In physics, we define flux for flow quantity or fields which are analogous to flow quantity like electric field or magnetic field. For example, in fluid dynamics, the fluid flow is described by velocity field \vec V, which denotes fluid velocity.

The volume of fluid passing through a surface *S* per unit time is given by flux of velocity field across the surface *S* i.e. \int \vec V \cdot \widehat{n} dS

If *S* is a closed surface, then flux of velocity field across a closed surface *S*, \oint {\vec V \cdot \hat ndS} gives the net amount of fluid flowing across the closed surface S per unit time.

If \oint {\vec V \cdot \hat ndS = 0} then one of the following cases will hold

(a) There is neither source or sink and amount of liquid flowing in and out of the surface *S* is equal. So, the net inflow or outflow is zero.

(b) There is a source and sink of equal magnitude and amount of liquid flowing in and out of the surface is zero. Also, there is no net inward or outward flow.

If \oint {\vec V \cdot \hat ndS} > 0 , there is net outward flow and hence there must exist a source of fluid flow or there exist a source and sink both but strength of source is more than sink.

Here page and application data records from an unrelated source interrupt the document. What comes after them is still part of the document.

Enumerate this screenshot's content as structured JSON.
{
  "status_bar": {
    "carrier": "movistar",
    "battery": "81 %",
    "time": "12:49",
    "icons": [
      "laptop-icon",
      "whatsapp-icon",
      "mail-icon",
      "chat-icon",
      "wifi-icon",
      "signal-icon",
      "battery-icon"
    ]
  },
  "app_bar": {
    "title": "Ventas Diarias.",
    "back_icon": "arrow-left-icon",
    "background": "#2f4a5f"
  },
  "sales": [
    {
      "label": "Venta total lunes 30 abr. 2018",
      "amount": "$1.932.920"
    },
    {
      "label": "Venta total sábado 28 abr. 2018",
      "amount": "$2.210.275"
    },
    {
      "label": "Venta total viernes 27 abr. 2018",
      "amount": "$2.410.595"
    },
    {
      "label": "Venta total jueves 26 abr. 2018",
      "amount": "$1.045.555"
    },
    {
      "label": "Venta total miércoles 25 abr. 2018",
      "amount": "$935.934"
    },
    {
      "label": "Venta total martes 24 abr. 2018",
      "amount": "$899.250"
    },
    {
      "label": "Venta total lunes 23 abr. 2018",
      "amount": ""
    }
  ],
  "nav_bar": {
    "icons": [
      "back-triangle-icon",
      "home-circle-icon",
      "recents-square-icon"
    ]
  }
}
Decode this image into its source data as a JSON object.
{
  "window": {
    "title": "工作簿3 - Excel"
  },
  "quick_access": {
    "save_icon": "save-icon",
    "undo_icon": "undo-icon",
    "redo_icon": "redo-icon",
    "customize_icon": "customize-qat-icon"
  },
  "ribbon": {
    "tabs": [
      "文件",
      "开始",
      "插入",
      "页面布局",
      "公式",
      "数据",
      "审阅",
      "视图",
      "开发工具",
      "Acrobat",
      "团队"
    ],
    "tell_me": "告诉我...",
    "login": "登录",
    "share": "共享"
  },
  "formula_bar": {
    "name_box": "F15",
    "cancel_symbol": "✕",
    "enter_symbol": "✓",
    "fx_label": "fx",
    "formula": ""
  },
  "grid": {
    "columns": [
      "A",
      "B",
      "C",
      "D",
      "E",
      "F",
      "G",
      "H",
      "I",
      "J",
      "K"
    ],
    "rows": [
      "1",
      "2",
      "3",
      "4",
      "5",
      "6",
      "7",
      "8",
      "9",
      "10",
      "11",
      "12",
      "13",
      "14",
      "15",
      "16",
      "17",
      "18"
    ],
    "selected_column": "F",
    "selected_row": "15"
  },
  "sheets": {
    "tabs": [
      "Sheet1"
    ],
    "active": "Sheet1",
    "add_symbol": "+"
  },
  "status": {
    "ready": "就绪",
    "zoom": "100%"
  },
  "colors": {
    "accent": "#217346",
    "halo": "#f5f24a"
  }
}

If \oint {\vec V \cdot \hat ndS} < 0 there is net inward flow and hence there must exist a sink of fluid flow or there exist both a source and sink but strength of sink is more than that of source.

So, non-zero value of flux of a flow quantity across a closed surface denotes existence of source or sink of that flow quantity. Not only this, the magnitude of flux linearly depends on strength of source or sink.

The electric field though itself does not represent flow quantity but can be treated analogous to flow quantity. We can visualise the electric field by a curve along which a unit positive test charge would move due to force *qE* experienced by it if left free in electric field. This curve is called electric line of force. The electric field vector at any point will be tangent to the line of force. So, flux of electric field across a surface can be visualised by the number of lines of force passing across the surface.

If flux of electric field across a closed surface is zero, there is either no source and sink or there are both source and sink but of equal magnitude. Source of electric field is positive charge and sink of electric field is negative charge.

If the flux of electric field across the closed surface is positive, then it signifies the presence of net positive charge in the volume enclosed by the surface *S* and if the flux is negative then there exists net negative charge inside. Not only this, the magnitude of flux will linearly depend on the magnitude of charge enclosed.

The relation between flux of electric field across the closed surface *S* and magnitude of charge enclosed by it is given by Gauss Law of Electrostatics.

Let us take some examples to illustrate the meaning of flux.

Consider a square plate of side length a placed in a uniform electric field E_\circ .

In general, flux of a vector function or field \vec F across a surface *S* is defined by surface integral

\phi = \int\limits_S {\vec F \cdot \hat ndS}

The flux of electric field is given by

\phi = \int\limits_S {\vec E \cdot \hat ndS} (\vec E||\hat n)

= {E_0}\int\limits_S {dS}

= E_0a^2

= (\vec E||\hat n)